From cover to cover, relationships take center stage. Two full chapters are devoted to the bond between Crowell and his childhood friend, Dabbo. Crowell appears to bring the friendship to a close at the end of Part Two: “My partnership with Dabbo dissolved completely when I encountered the awkwardness of junior high and a whole new set of social concerns. Despite our best efforts, the two-year age difference between us became a chasm we simply couldn’t cross.” But then Dabbo abruptly reappears less than two pages into Part Three. This is about the only place where the memoir misfires, and it demonstrates how difficult it can be to cross-pollinate a series of vignettes with the chronology in which they occurred. Fortunately it is a minor disruption, and easily excused as Crowell weaves his stories into a warm, comfortable blanket of love and forgiveness.

On the back of the dust cover, fellow songwriter Kris Kristofferson states that Chinaberry Sidewalks is “so well written I had to immediately reread it to see if it was as good as I thought it was. It is.” I wholeheartedly agree, and hope Mr. Crowell won’t make us wait too long for Volume II of his gifted storytelling.

Do you think a songwriter has an advantage in learning the art of story telling?

Do you like to read about “crazy” families? How do such memoirs impact your view of your own childhood, your own family? Leave a comment please.

Richard M. Potter is a freelance writer, musician, and consultant to nonprofits. He blogs at, jams at, and loves his wife and two teen-aged children at home in Kansas City, Missouri.

Posted in Celebrity Memoir, Guest blogger | Tagged , , , , , | 10 Comments

Marla Likes It! A Query Critique Lesson

Remember the old Life cereal commercial? “Mikey likes it!”? Here it is again.

If Mikey likes it, it’s got to be good.

Well, in memoir query critique, if Marla Miller likes it, the same is true. She’s a tough critic, but kind. And she’s seen a lot of query letters in her role as columnist for The Writer magazine. You’ve met her here before in four previous posts. Now she has gathered all her memoir critiques in one YouTube location.

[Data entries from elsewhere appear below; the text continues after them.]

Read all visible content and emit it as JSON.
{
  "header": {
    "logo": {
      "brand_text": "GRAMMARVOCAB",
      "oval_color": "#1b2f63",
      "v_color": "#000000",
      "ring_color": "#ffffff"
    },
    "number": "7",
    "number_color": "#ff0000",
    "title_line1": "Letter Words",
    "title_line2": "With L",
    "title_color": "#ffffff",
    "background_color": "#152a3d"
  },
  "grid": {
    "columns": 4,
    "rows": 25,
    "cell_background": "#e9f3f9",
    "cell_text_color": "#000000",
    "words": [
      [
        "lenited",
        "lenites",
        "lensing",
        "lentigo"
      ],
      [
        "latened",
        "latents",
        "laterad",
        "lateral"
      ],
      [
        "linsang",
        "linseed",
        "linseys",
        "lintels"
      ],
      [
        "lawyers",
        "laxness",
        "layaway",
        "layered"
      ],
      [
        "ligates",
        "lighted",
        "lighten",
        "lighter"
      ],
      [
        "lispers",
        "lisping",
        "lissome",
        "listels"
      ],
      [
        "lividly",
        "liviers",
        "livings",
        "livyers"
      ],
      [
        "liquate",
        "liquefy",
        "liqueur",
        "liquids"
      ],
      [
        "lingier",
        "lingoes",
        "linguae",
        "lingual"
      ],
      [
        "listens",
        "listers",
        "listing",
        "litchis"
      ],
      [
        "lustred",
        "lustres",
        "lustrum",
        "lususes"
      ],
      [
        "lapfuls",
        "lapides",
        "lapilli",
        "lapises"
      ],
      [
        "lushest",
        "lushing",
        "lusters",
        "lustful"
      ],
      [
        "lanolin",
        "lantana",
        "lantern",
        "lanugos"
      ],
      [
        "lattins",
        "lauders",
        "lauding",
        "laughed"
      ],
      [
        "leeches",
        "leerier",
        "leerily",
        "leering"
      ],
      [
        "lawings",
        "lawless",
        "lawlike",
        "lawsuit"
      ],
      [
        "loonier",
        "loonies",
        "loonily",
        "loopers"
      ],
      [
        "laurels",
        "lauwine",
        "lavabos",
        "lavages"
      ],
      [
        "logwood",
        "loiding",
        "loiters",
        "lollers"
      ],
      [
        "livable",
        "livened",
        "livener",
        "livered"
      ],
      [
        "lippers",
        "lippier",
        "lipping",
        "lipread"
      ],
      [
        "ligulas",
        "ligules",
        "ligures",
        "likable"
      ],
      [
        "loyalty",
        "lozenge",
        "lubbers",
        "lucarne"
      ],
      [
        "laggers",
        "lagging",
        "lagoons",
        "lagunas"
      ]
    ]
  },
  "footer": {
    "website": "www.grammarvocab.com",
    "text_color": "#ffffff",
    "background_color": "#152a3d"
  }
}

Her last memoir query critique got two thumbs up! Watch below:

What have you learned about memoir by watching Marla? What else would you like to know from her? She’s generously answered questions here before. I’m sure she will again. Don’t you just love Mikey? Wasn’t it fun to see him again?

You can learn a lot about what grabs and keeps an agent’s attention by watching Marla Miller critique query letters. Often she makes substantive revision suggestions. Here are a few Marla liked. Watch and learn:

Posted in Writing Tips | Tagged , , , , , | 14 Comments